Changes in the Earth's climate over the last 66 million years have been revealed in unprecedented detail by a team involving UCL researchers, highlighting four distinctive climatic states and the natural million- and thousand-year variability that Earth's climate has experienced.
Published today in Science, the new global "climate reference curve" created by the team is the first record to continually and accurately trace how the Earth's climate has changed since the great extinction of the dinosaurs 66 million years ago.
It was achieved by bringing together research from 12 international laboratories using sample material from the ocean floor collected over more than five decades of international scientific drilling expeditions by the International Ocean Discovery Program (IODP) and its predecessors.
Led by researchers from MARUM - Center for Marine Environmental Sciences at the University of Bremen, the Potsdam Institute for Climate Impact Research (PIK) and UCL, the authors used advanced mathematical analysis of this highly accurate climate reference curve to identify four climatic states, classified as "Hothouse", "Warmhouse", "Coolhouse" and "Icehouse". These states are recognised by the characteristic pattern of their climate variability. The distinctive climatic "beat' of each state is driven by greenhouse gas concentrations and polar ice volume, with higher CO2 and little-to-no global ice volume during the Hothouse and Warmhouse compared to the Coolhouse and Icehouse.
To generate the climate reference curve, called CENOGRID (CENOzoic Global Reference benthic foraminifer carbon and oxygen Isotope Dataset), the team analysed and compiled the oxygen and carbon isotopes from tiny microfossils found in deep-sea sediments. For the first time, this period of Earth's history was accurately dated by identifying the imprint of semi-periodical changes in Earth's orbit around the sun in CENOGRID.
The CENOGRID is the clearest and most accurate view of past climate conditions to date, providing information about past deep-sea temperatures, global ice volumes and the carbon cycle. These detailed climatic changes can be studied like a colourful barcode and used to draw comparisons between the past, present and future.
Co-author Dr Anna Joy Drury (UCL Earth Sciences), said: "We use CENOGRID to understand what Earth's normal range of natural climate change and variability is and how quickly Earth recovered from past events. While we show that the Earth previously experienced warm climate states, these were characterised by extreme climate events and were radically different from our modern world.

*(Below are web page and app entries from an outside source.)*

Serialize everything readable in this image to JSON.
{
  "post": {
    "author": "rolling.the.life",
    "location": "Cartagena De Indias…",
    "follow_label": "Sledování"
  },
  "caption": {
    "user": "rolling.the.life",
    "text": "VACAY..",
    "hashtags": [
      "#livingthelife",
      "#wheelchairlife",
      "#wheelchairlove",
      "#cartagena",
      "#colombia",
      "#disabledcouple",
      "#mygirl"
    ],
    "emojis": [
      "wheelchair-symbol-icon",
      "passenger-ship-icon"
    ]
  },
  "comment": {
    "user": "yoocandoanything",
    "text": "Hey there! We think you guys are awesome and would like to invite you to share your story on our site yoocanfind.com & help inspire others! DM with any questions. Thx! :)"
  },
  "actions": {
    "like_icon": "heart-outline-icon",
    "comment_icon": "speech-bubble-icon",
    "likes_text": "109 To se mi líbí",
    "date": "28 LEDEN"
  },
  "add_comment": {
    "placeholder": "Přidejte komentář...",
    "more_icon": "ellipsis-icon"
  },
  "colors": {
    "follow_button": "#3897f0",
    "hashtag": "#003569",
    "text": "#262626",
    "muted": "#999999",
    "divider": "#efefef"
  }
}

Since the peak warmth of the Hothouse, Earth's climate has gradually cooled over the last 50 million years, but the present and predicted rapid anthropogenic changes reverse this trend and, if unabated, far exceed the natural variability of the last 66 million years. CENOGRID's window into the past provides context for the ongoing anthropogenic change and how exceptional it is."
While the rough framework of a global climate reference curve has existed since 2001, climate records from many new sediment cores greatly improved in recent years. Over the last two decades, scientific drilling specifically targeted older geological strata, especially older than 34 million years, giving researchers access to better material for reconstructing global climate in much greater detail than ever before.
Lead author, Dr Thomas Westerhold (MARUM, University of Bremen), said: "We now know more accurately when it was warmer or colder on the planet and have a better understanding of the underlying dynamics and the processes that drive them. The time from 66 to 34 million years ago, when the planet was significantly warmer than it is today, is of particular interest, as it represents a parallel in the past to what future anthropogenic change could lead to."
CENOGRID is a lasting international legacy of 50 years of scientific ocean drilling now led by IODP. The authors see CENOGRID as a basis for researchers worldwide to correlate their data to and place it within the context of Earth's climate history. With more data, it is now possible to not only further refine the picture of the climatic past, but also to identify regional intricacies. The authors emphasize that this is fundamental for testing the reliability of climate models for the future.
The UCL contribution was funded by a Horizon 2020 Marie Sk?odowska-Curie Action Fellowship to Anna Joy Drury.